Hiring a “Warm Body”

20080113_inq_stheft13z-a1.jpeg Anthony Fussell 

 Photo - Philadelphia Inquirer

 Did you hire this man?

On January 13th, the Philadelphia Inquirer ran an article, by Staff Writer, Mari Schaefer, about a man who, from December 2004 to November 2007 took an estimated $220,000 in cash from eight or more retailers. Read the story.

According to the article, “Anthony Fussell was a human-resource manager's dream come true. Or so it seemed. He was a well-spoken Morgan State University grad, a former Marine Corps reservist with a solid resume who convinced interviewers at ShopRite, Kmart, Value City, Toys R Us, and Ross Dress for Less that he had the retail business down cold.â€
According to law enforcement authorities, Fussell never attended Morgan State University, received a less than honorable discharge from the Marines, and was wanted on a fugitive warrant. According to the news article, Fussell was repeatedly hired as a store manager where he would work for a few days or weeks then disappearing with cash receipts. Apparently Fussell was hired as what is commonly referred to as a “warm bodyâ€. His “MO†(method of operation) was to pick high cash transaction companies, and work during the busy holiday season when retailers were less like to complete background checks. That is if they conducted background investigations at all. And, that is the crux of the problem.

This is where retailers often go wrong – they fail to properly investigate an employee’s history, handing over the keys to their business. Think about it, would you hand your house keys to a stranger and ask them to watch your house? This falls under the umbrella of negligent hiring. In Mr. Fussell’s case the only harm he caused was to the retailer’s themselves. Let’s look at another side of this.

Your employee Bob (not the one from the Account Temps commercial) suddenly physically assaults a customer. The customer is severely injured and it’s found, during the lawsuit discovery phase, that Bob has a history of violence, has been convicted, numerous times, in court for assault, and served time in jail. You, the retailer, hired Bob without conducting a proper background investigation. You ‘could of known – should of known’ that Bob was prone to committing assaults. What do you think the outcome of this type of suit would be?

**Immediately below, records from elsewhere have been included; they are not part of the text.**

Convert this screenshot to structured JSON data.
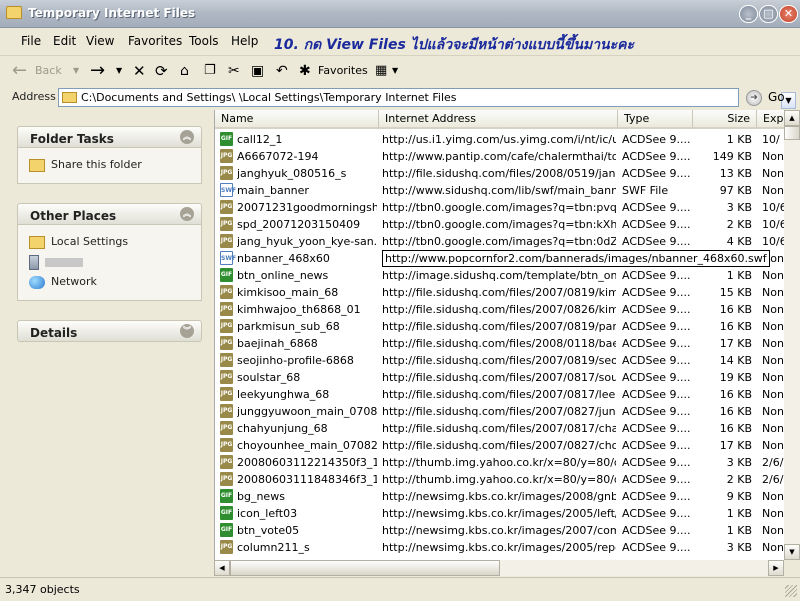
{
  "window": {
    "title": "Temporary Internet Files"
  },
  "menubar": {
    "items": [
      "File",
      "Edit",
      "View",
      "Favorites",
      "Tools",
      "Help"
    ]
  },
  "caption": "10. กด View Files ไปแล้วจะมีหน้าต่างแบบนี้ขึ้นมานะคะ",
  "toolbar": {
    "back": "Back",
    "favorites": "Favorites",
    "icons": [
      "back-arrow-icon",
      "forward-arrow-icon",
      "stop-icon",
      "refresh-icon",
      "home-icon",
      "copy-icon",
      "cut-icon",
      "paste-icon",
      "undo-icon",
      "favorites-star-icon",
      "views-icon"
    ]
  },
  "address": {
    "label": "Address",
    "path": "C:\\Documents and Settings\\      \\Local Settings\\Temporary Internet Files",
    "go_label": "Go"
  },
  "panels": {
    "folder_tasks": {
      "title": "Folder Tasks",
      "links": [
        "Share this folder"
      ]
    },
    "other_places": {
      "title": "Other Places",
      "links": [
        "Local Settings",
        "",
        "Network"
      ]
    },
    "details": {
      "title": "Details"
    }
  },
  "columns": [
    "Name",
    "Internet Address",
    "Type",
    "Size",
    "Exp"
  ],
  "files": [
    {
      "icon": "gif",
      "name": "call12_1",
      "url": "http://us.i1.yimg.com/us.yimg.com/i/nt/ic/ut...",
      "type": "ACDSee 9....",
      "size": "1 KB",
      "exp": "10/"
    },
    {
      "icon": "jpg",
      "name": "A6667072-194",
      "url": "http://www.pantip.com/cafe/chalermthai/to...",
      "type": "ACDSee 9....",
      "size": "149 KB",
      "exp": "Non"
    },
    {
      "icon": "jpg",
      "name": "janghyuk_080516_s",
      "url": "http://file.sidushq.com/files/2008/0519/jang...",
      "type": "ACDSee 9....",
      "size": "13 KB",
      "exp": "Non"
    },
    {
      "icon": "swf",
      "name": "main_banner",
      "url": "http://www.sidushq.com/lib/swf/main_banne...",
      "type": "SWF File",
      "size": "97 KB",
      "exp": "Non"
    },
    {
      "icon": "jpg",
      "name": "20071231goodmorningsh...",
      "url": "http://tbn0.google.com/images?q=tbn:pvqh...",
      "type": "ACDSee 9....",
      "size": "3 KB",
      "exp": "10/6"
    },
    {
      "icon": "jpg",
      "name": "spd_20071203150409",
      "url": "http://tbn0.google.com/images?q=tbn:kXhF...",
      "type": "ACDSee 9....",
      "size": "2 KB",
      "exp": "10/6"
    },
    {
      "icon": "jpg",
      "name": "jang_hyuk_yoon_kye-san...",
      "url": "http://tbn0.google.com/images?q=tbn:0dZK...",
      "type": "ACDSee 9....",
      "size": "4 KB",
      "exp": "10/6"
    },
    {
      "icon": "swf",
      "name": "nbanner_468x60",
      "url": "http://www.popcornfor2.com/bannerads/images/nbanner_468x60.swf",
      "type": "",
      "size": "3 KB",
      "exp": "Non",
      "tooltip": true
    },
    {
      "icon": "gif",
      "name": "btn_online_news",
      "url": "http://image.sidushq.com/template/btn_onli...",
      "type": "ACDSee 9....",
      "size": "1 KB",
      "exp": "Non"
    },
    {
      "icon": "jpg",
      "name": "kimkisoo_main_68",
      "url": "http://file.sidushq.com/files/2007/0819/kimki...",
      "type": "ACDSee 9....",
      "size": "15 KB",
      "exp": "Non"
    },
    {
      "icon": "jpg",
      "name": "kimhwajoo_th6868_01",
      "url": "http://file.sidushq.com/files/2007/0826/kimh...",
      "type": "ACDSee 9....",
      "size": "16 KB",
      "exp": "Non"
    },
    {
      "icon": "jpg",
      "name": "parkmisun_sub_68",
      "url": "http://file.sidushq.com/files/2007/0819/park...",
      "type": "ACDSee 9....",
      "size": "16 KB",
      "exp": "Non"
    },
    {
      "icon": "jpg",
      "name": "baejinah_6868",
      "url": "http://file.sidushq.com/files/2008/0118/baeji...",
      "type": "ACDSee 9....",
      "size": "17 KB",
      "exp": "Non"
    },
    {
      "icon": "jpg",
      "name": "seojinho-profile-6868",
      "url": "http://file.sidushq.com/files/2007/0819/seoji...",
      "type": "ACDSee 9....",
      "size": "14 KB",
      "exp": "Non"
    },
    {
      "icon": "jpg",
      "name": "soulstar_68",
      "url": "http://file.sidushq.com/files/2007/0817/souls...",
      "type": "ACDSee 9....",
      "size": "19 KB",
      "exp": "Non"
    },
    {
      "icon": "jpg",
      "name": "leekyunghwa_68",
      "url": "http://file.sidushq.com/files/2007/0817/leek...",
      "type": "ACDSee 9....",
      "size": "16 KB",
      "exp": "Non"
    },
    {
      "icon": "jpg",
      "name": "junggyuwoon_main_0708...",
      "url": "http://file.sidushq.com/files/2007/0827/jung...",
      "type": "ACDSee 9....",
      "size": "16 KB",
      "exp": "Non"
    },
    {
      "icon": "jpg",
      "name": "chahyunjung_68",
      "url": "http://file.sidushq.com/files/2007/0817/chah...",
      "type": "ACDSee 9....",
      "size": "16 KB",
      "exp": "Non"
    },
    {
      "icon": "jpg",
      "name": "choyounhee_main_07082...",
      "url": "http://file.sidushq.com/files/2007/0827/choy...",
      "type": "ACDSee 9....",
      "size": "17 KB",
      "exp": "Non"
    },
    {
      "icon": "jpg",
      "name": "20080603112214350f3_1...",
      "url": "http://thumb.img.yahoo.co.kr/x=80/y=80/q...",
      "type": "ACDSee 9....",
      "size": "3 KB",
      "exp": "2/6/"
    },
    {
      "icon": "jpg",
      "name": "20080603111848346f3_1...",
      "url": "http://thumb.img.yahoo.co.kr/x=80/y=80/q...",
      "type": "ACDSee 9....",
      "size": "2 KB",
      "exp": "2/6/"
    },
    {
      "icon": "gif",
      "name": "bg_news",
      "url": "http://newsimg.kbs.co.kr/images/2008/gnb_...",
      "type": "ACDSee 9....",
      "size": "9 KB",
      "exp": "Non"
    },
    {
      "icon": "gif",
      "name": "icon_left03",
      "url": "http://newsimg.kbs.co.kr/images/2005/left/i...",
      "type": "ACDSee 9....",
      "size": "1 KB",
      "exp": "Non"
    },
    {
      "icon": "gif",
      "name": "btn_vote05",
      "url": "http://newsimg.kbs.co.kr/images/2007/com...",
      "type": "ACDSee 9....",
      "size": "1 KB",
      "exp": "Non"
    },
    {
      "icon": "jpg",
      "name": "column211_s",
      "url": "http://newsimg.kbs.co.kr/images/2005/repor...",
      "type": "ACDSee 9....",
      "size": "3 KB",
      "exp": "Non"
    }
  ],
  "status": {
    "count": "3,347 objects"
  }
}
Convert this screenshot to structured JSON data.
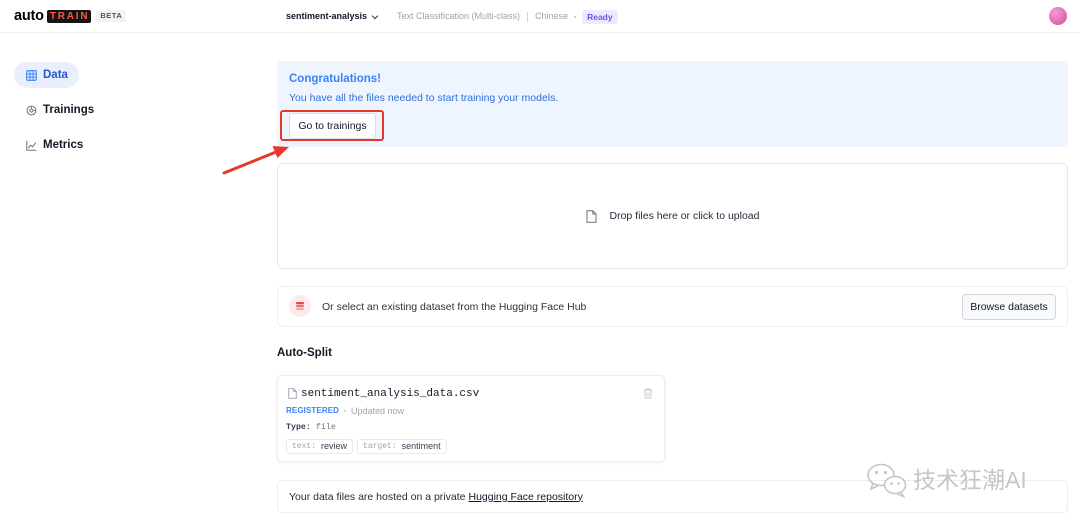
{
  "header": {
    "logo_text": "auto",
    "logo_badge": "TRAIN",
    "beta_label": "BETA",
    "project_name": "sentiment-analysis",
    "project_menu_icon": "chevron-down-icon",
    "task": "Text Classification (Multi-class)",
    "language": "Chinese",
    "status": "Ready"
  },
  "sidebar": {
    "items": [
      {
        "label": "Data",
        "icon": "grid-icon",
        "active": true
      },
      {
        "label": "Trainings",
        "icon": "trainings-icon",
        "active": false
      },
      {
        "label": "Metrics",
        "icon": "chart-icon",
        "active": false
      }
    ]
  },
  "notice": {
    "title": "Congratulations!",
    "message": "You have all the files needed to start training your models.",
    "button_label": "Go to trainings"
  },
  "upload": {
    "icon": "file-icon",
    "label": "Drop files here or click to upload"
  },
  "hub": {
    "icon": "database-icon",
    "label": "Or select an existing dataset from the Hugging Face Hub",
    "button_label": "Browse datasets"
  },
  "auto_split": {
    "heading": "Auto-Split",
    "files": [
      {
        "icon": "file-icon",
        "name": "sentiment_analysis_data.csv",
        "delete_icon": "trash-icon",
        "status": "REGISTERED",
        "updated": "Updated now",
        "type_label": "Type:",
        "type_value": "file",
        "columns": [
          {
            "key": "text:",
            "value": "review"
          },
          {
            "key": "target:",
            "value": "sentiment"
          }
        ]
      }
    ]
  },
  "footer": {
    "text": "Your data files are hosted on a private",
    "link_label": "Hugging Face repository"
  },
  "watermark": {
    "icon": "wechat-icon",
    "text": "技术狂潮AI"
  },
  "colors": {
    "accent": "#3b82f6",
    "annotation_red": "#e5392b",
    "notice_bg": "#eef5fe",
    "status_bg": "#eceafd",
    "status_text": "#6457e6",
    "avatar": "#e06bb4"
  }
}
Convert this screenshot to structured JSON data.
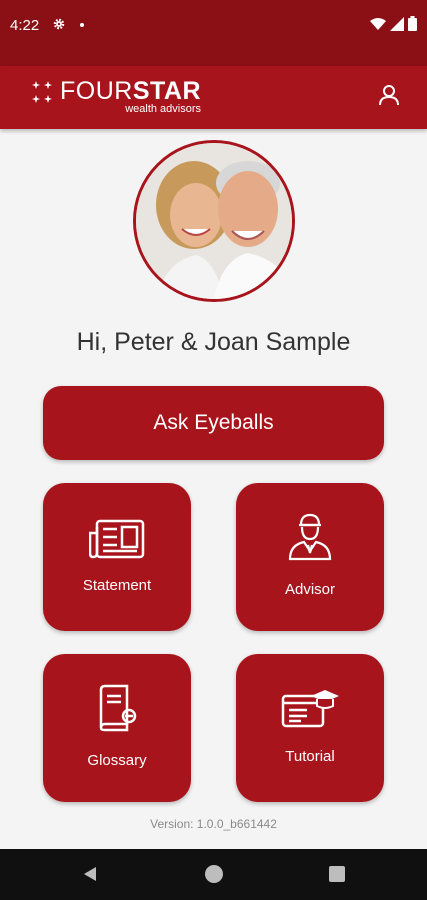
{
  "status_bar": {
    "time": "4:22"
  },
  "app_bar": {
    "logo_part1": "FOUR",
    "logo_part2": "STAR",
    "logo_sub": "wealth advisors"
  },
  "greeting": "Hi, Peter & Joan Sample",
  "primary_action": {
    "label": "Ask Eyeballs"
  },
  "tiles": [
    {
      "label": "Statement",
      "icon": "newspaper-icon"
    },
    {
      "label": "Advisor",
      "icon": "advisor-person-icon"
    },
    {
      "label": "Glossary",
      "icon": "book-icon"
    },
    {
      "label": "Tutorial",
      "icon": "graduation-cap-screen-icon"
    }
  ],
  "version": "Version: 1.0.0_b661442",
  "colors": {
    "brand_red": "#a8141c",
    "status_bar": "#8b1016",
    "background": "#f4f4f4"
  }
}
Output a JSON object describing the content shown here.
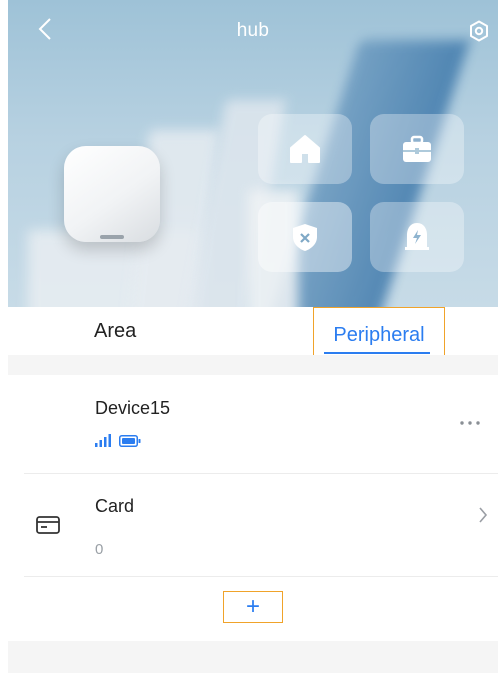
{
  "header": {
    "title": "hub",
    "back_icon": "chevron-left-icon",
    "settings_icon": "settings-circle-icon"
  },
  "modes": [
    {
      "name": "home",
      "icon": "house-icon"
    },
    {
      "name": "away",
      "icon": "briefcase-icon"
    },
    {
      "name": "disarm",
      "icon": "shield-x-icon"
    },
    {
      "name": "panic",
      "icon": "bell-bolt-icon"
    }
  ],
  "tabs": {
    "area": "Area",
    "peripheral": "Peripheral",
    "selected": "Peripheral"
  },
  "list": {
    "device": {
      "name": "Device15",
      "signal_icon": "signal-bars-icon",
      "battery_icon": "battery-icon",
      "more_icon": "more-dots-icon"
    },
    "card": {
      "name": "Card",
      "count": "0",
      "icon": "card-icon",
      "chevron_icon": "chevron-right-icon"
    },
    "add_label": "+"
  },
  "colors": {
    "accent": "#2b7df0",
    "highlight": "#f0a32a"
  }
}
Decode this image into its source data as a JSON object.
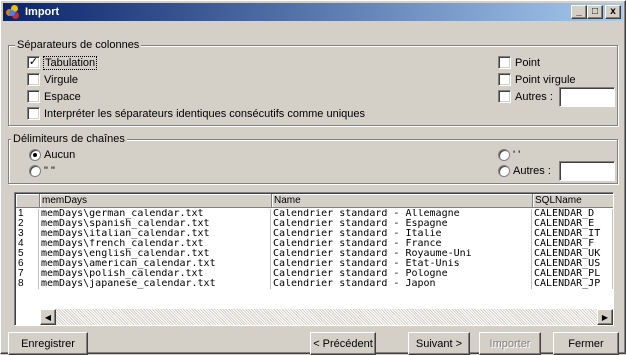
{
  "window": {
    "title": "Import"
  },
  "titlebar_buttons": {
    "minimize": "_",
    "maximize": "□",
    "close": "x"
  },
  "column_separators": {
    "legend": "Séparateurs de colonnes",
    "tab": {
      "label": "Tabulation",
      "checked": true
    },
    "comma": {
      "label": "Virgule",
      "checked": false
    },
    "space": {
      "label": "Espace",
      "checked": false
    },
    "consecutive": {
      "label": "Interpréter les séparateurs identiques consécutifs comme uniques",
      "checked": false
    },
    "period": {
      "label": "Point",
      "checked": false
    },
    "semicolon": {
      "label": "Point virgule",
      "checked": false
    },
    "other": {
      "label": "Autres :",
      "checked": false,
      "value": ""
    }
  },
  "string_delimiters": {
    "legend": "Délimiteurs de chaînes",
    "none": {
      "label": "Aucun",
      "selected": true
    },
    "double_quote": {
      "label": "\" \"",
      "selected": false
    },
    "single_quote": {
      "label": "' '",
      "selected": false
    },
    "other": {
      "label": "Autres :",
      "selected": false,
      "value": ""
    }
  },
  "grid": {
    "columns": [
      "memDays",
      "Name",
      "SQLName"
    ],
    "rows": [
      {
        "num": "1",
        "memDays": "memDays\\german_calendar.txt",
        "name": "Calendrier standard - Allemagne",
        "sqlname": "CALENDAR_D"
      },
      {
        "num": "2",
        "memDays": "memDays\\spanish_calendar.txt",
        "name": "Calendrier standard - Espagne",
        "sqlname": "CALENDAR_E"
      },
      {
        "num": "3",
        "memDays": "memDays\\italian_calendar.txt",
        "name": "Calendrier standard - Italie",
        "sqlname": "CALENDAR_IT"
      },
      {
        "num": "4",
        "memDays": "memDays\\french_calendar.txt",
        "name": "Calendrier standard - France",
        "sqlname": "CALENDAR_F"
      },
      {
        "num": "5",
        "memDays": "memDays\\english_calendar.txt",
        "name": "Calendrier standard - Royaume-Uni",
        "sqlname": "CALENDAR_UK"
      },
      {
        "num": "6",
        "memDays": "memDays\\american_calendar.txt",
        "name": "Calendrier standard - Etat-Unis",
        "sqlname": "CALENDAR_US"
      },
      {
        "num": "7",
        "memDays": "memDays\\polish_calendar.txt",
        "name": "Calendrier standard - Pologne",
        "sqlname": "CALENDAR_PL"
      },
      {
        "num": "8",
        "memDays": "memDays\\japanese_calendar.txt",
        "name": "Calendrier standard - Japon",
        "sqlname": "CALENDAR_JP"
      }
    ]
  },
  "buttons": {
    "save": "Enregistrer",
    "previous": "< Précédent",
    "next": "Suivant >",
    "import": "Importer",
    "close": "Fermer"
  },
  "icons": {
    "scroll_left": "◀",
    "scroll_right": "▶"
  }
}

OK – I guess I’ve ranted enough. The lesson for retailers (or any business owner) is to know who is working for you. Take the time to check their background.

Curtis Baillie, Principal Consultant - Security Consulting Strategies LLC